The "phantom requests" were sent to the Miami-Dade County elections website using a computer program.  When the "phantom requests" were flagged, Florida elections staff checked with voters to see if they requested an absentee ballot. Although state officials blocked the Internet Protocol address where the requests originated from, the hacker eventually switched to different IP addresses. The mysterious requests eventually stopped, but the hackers were never identified.

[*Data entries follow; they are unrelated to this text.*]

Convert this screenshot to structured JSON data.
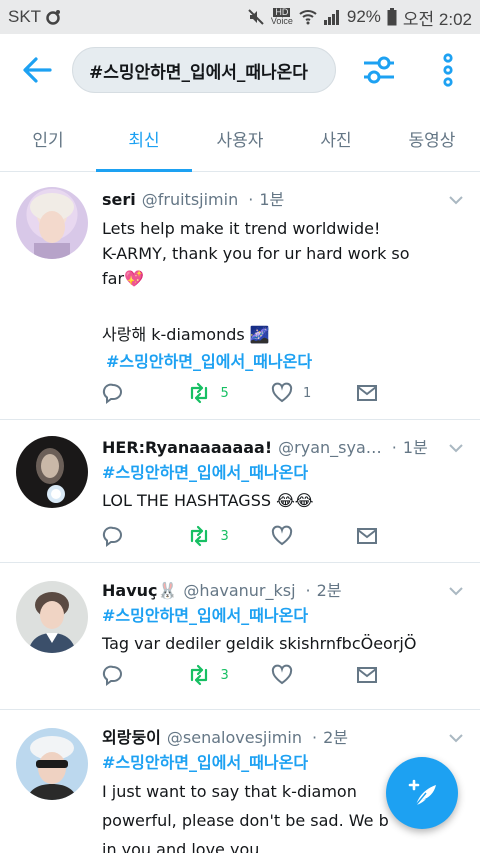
{
  "statusbar": {
    "carrier": "SKT",
    "hd_label": "HD",
    "voice_label": "Voice",
    "battery": "92%",
    "time": "오전 2:02"
  },
  "search": {
    "query": "#스밍안하면_입에서_때나온다"
  },
  "tabs": [
    {
      "label": "인기"
    },
    {
      "label": "최신",
      "active": true
    },
    {
      "label": "사용자"
    },
    {
      "label": "사진"
    },
    {
      "label": "동영상"
    }
  ],
  "tweets": [
    {
      "name": "seri",
      "handle": "@fruitsjimin",
      "time": "1분",
      "lines": [
        "Lets help make it trend worldwide!",
        "K-ARMY, thank you for ur hard work so",
        "far💖",
        "",
        "사랑해 k-diamonds 🌌"
      ],
      "hashtag": "#스밍안하면_입에서_때나온다",
      "retweets": "5",
      "likes": "1"
    },
    {
      "name": "HER:Ryanaaaaaaa!",
      "handle": "@ryan_sya…",
      "time": "1분",
      "hashtag": "#스밍안하면_입에서_때나온다",
      "lines": [
        "LOL THE HASHTAGSS 😂😂"
      ],
      "retweets": "3",
      "likes": ""
    },
    {
      "name": "Havuç🐰",
      "handle": "@havanur_ksj",
      "time": "2분",
      "hashtag": "#스밍안하면_입에서_때나온다",
      "lines": [
        "Tag var dediler geldik skishrnfbcÖeorjÖ"
      ],
      "retweets": "3",
      "likes": ""
    },
    {
      "name": "외랑둥이",
      "handle": "@senalovesjimin",
      "time": "2분",
      "hashtag": "#스밍안하면_입에서_때나온다",
      "lines": [
        "I just want to say that k-diamon",
        "powerful, please don't be sad. We b",
        "in you and love you."
      ],
      "retweets": "",
      "likes": ""
    }
  ],
  "colors": {
    "accent": "#1da1f2",
    "retweet": "#17bf63",
    "muted": "#657786"
  }
}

Although there have been past allegations of U.S. election system hackings – such as a 2006 incident in Sarasota, Fla., when a computer worm allegedly dismantled the county elections voter database – investigations into those events have traced them to software glitches or machine failures.  “It’s the first documented attack I know of on an online U.S. election-related system that’s not [involving] a mock election,” said David Jefferson, a computer scientist on the board of directors of the Verified Voting Foundation.  This case exposes the danger of putting states’ voting systems online – whether that’s allowing voters to register or actually vote.